→ **TASK INSTRUCTIONS**: Give back each line of the listing below that contains the string "count".

→ **INPUT MATERIAL**:

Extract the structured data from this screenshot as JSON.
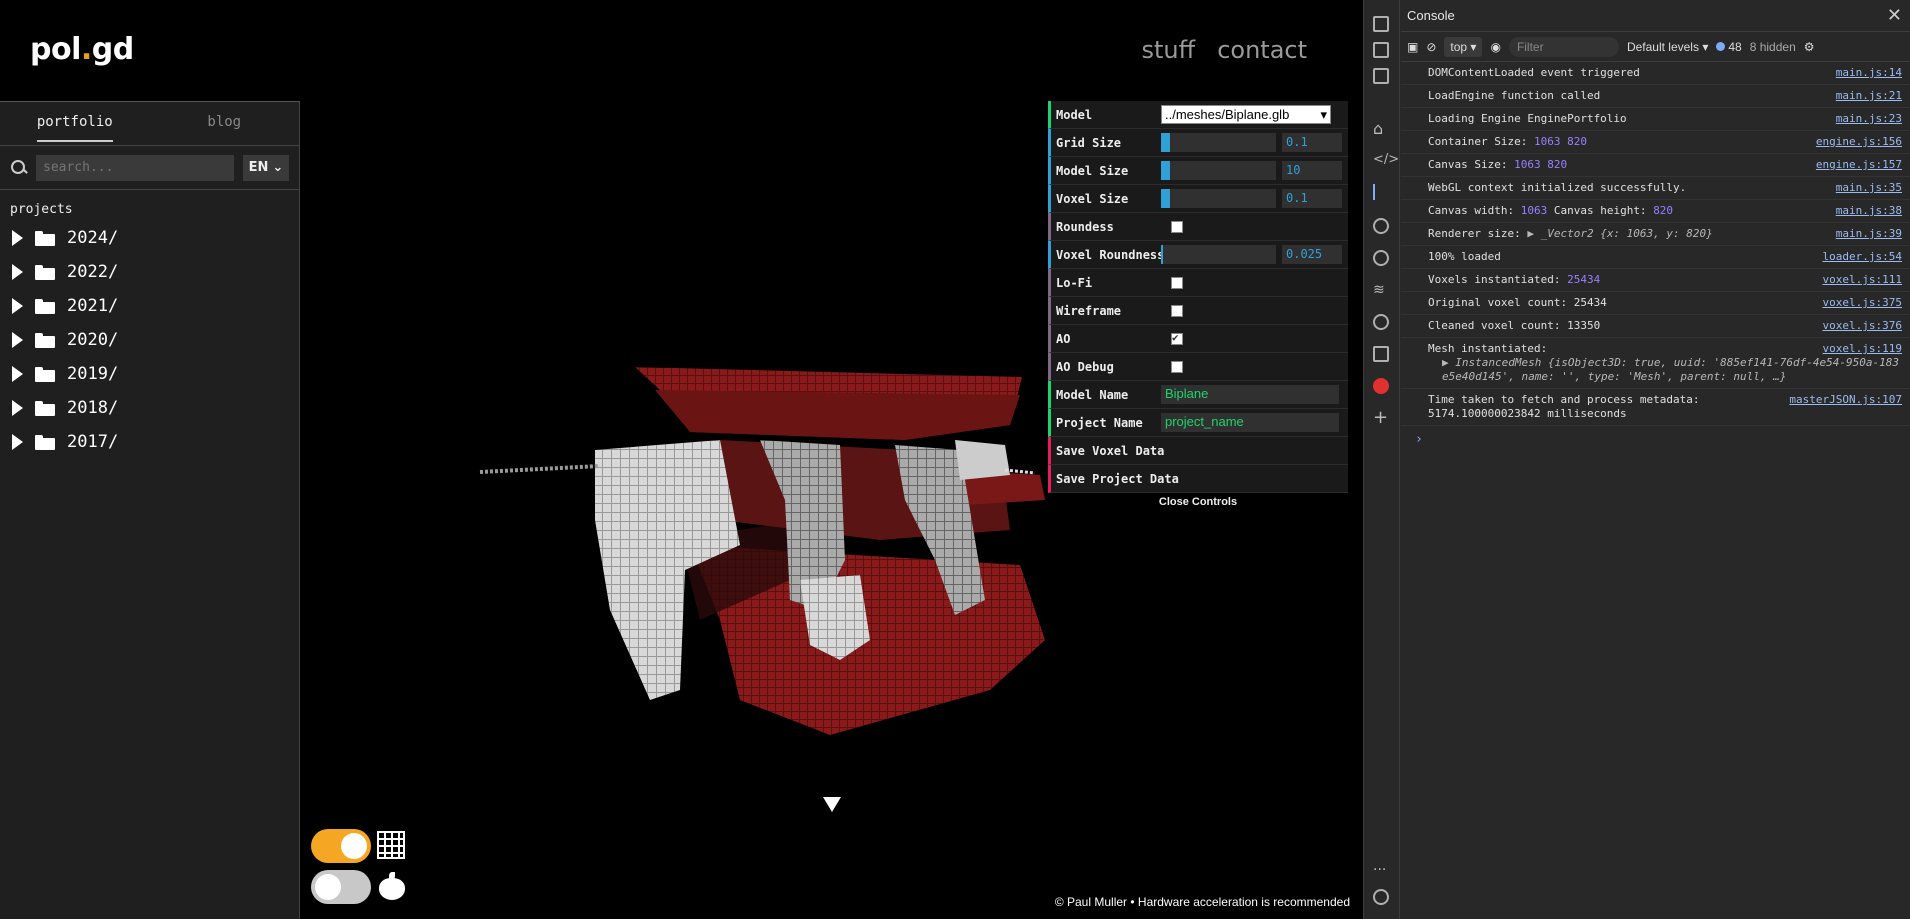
{
  "site": {
    "logo_main": "pol",
    "logo_dot": ".",
    "logo_end": "gd",
    "nav": [
      "stuff",
      "contact"
    ],
    "tabs": [
      "portfolio",
      "blog"
    ],
    "search_placeholder": "search...",
    "language": "EN",
    "tree_title": "projects",
    "folders": [
      "2024/",
      "2022/",
      "2021/",
      "2020/",
      "2019/",
      "2018/",
      "2017/"
    ],
    "footer": "© Paul Muller • Hardware acceleration is recommended"
  },
  "controls": {
    "model_label": "Model",
    "model_value": "../meshes/Biplane.glb",
    "grid_size_label": "Grid Size",
    "grid_size_value": "0.1",
    "grid_size_fraction": 0.08,
    "model_size_label": "Model Size",
    "model_size_value": "10",
    "model_size_fraction": 0.08,
    "voxel_size_label": "Voxel Size",
    "voxel_size_value": "0.1",
    "voxel_size_fraction": 0.08,
    "roundess_label": "Roundess",
    "voxel_roundness_label": "Voxel Roundness",
    "voxel_roundness_value": "0.025",
    "voxel_roundness_fraction": 0.02,
    "lofi_label": "Lo-Fi",
    "wireframe_label": "Wireframe",
    "ao_label": "AO",
    "ao_debug_label": "AO Debug",
    "model_name_label": "Model Name",
    "model_name_value": "Biplane",
    "project_name_label": "Project Name",
    "project_name_value": "project_name",
    "save_voxel_label": "Save Voxel Data",
    "save_project_label": "Save Project Data",
    "close_label": "Close Controls"
  },
  "devtools": {
    "title": "Console",
    "context": "top",
    "filter_placeholder": "Filter",
    "levels": "Default levels",
    "count": "48",
    "hidden": "8 hidden",
    "logs": [
      {
        "text": "DOMContentLoaded event triggered",
        "src": "main.js:14"
      },
      {
        "text": "LoadEngine function called",
        "src": "main.js:21"
      },
      {
        "text": "Loading Engine EnginePortfolio",
        "src": "main.js:23"
      },
      {
        "text": "Container Size:",
        "num": "1063 820",
        "src": "engine.js:156"
      },
      {
        "text": "Canvas Size:",
        "num": "1063 820",
        "src": "engine.js:157"
      },
      {
        "text": "WebGL context initialized successfully.",
        "src": "main.js:35"
      },
      {
        "text": "Canvas width:",
        "num": "1063",
        "text2": "Canvas height:",
        "num2": "820",
        "src": "main.js:38"
      },
      {
        "text": "Renderer size:",
        "obj": "▶ _Vector2 {x: 1063, y: 820}",
        "src": "main.js:39"
      },
      {
        "text": "100% loaded",
        "src": "loader.js:54"
      },
      {
        "text": "Voxels instantiated:",
        "num": "25434",
        "src": "voxel.js:111"
      },
      {
        "text": "Original voxel count: 25434",
        "src": "voxel.js:375"
      },
      {
        "text": "Cleaned voxel count: 13350",
        "src": "voxel.js:376"
      },
      {
        "text": "Mesh instantiated:",
        "src": "voxel.js:119"
      },
      {
        "text": "Time taken to fetch and process metadata:",
        "src": "masterJSON.js:107"
      }
    ],
    "mesh_obj_line1": "InstancedMesh {isObject3D: true, uuid: '885ef141-76df-4e54-950a-183",
    "mesh_obj_line2": "e5e40d145', name: '', type: 'Mesh', parent: null, …}",
    "time_value": "5174.100000023842 milliseconds",
    "prompt": "›"
  },
  "colors": {
    "accent_orange": "#f5a623",
    "slider_blue": "#2fa1d6",
    "text_green": "#1ed36f",
    "button_red": "#e61d5f",
    "voxel_red": "#7a1414"
  }
}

→ **RESULT FOR THIS TASK**:
    "count": "48",
        "text": "Original voxel count: 25434",
        "text": "Cleaned voxel count: 13350",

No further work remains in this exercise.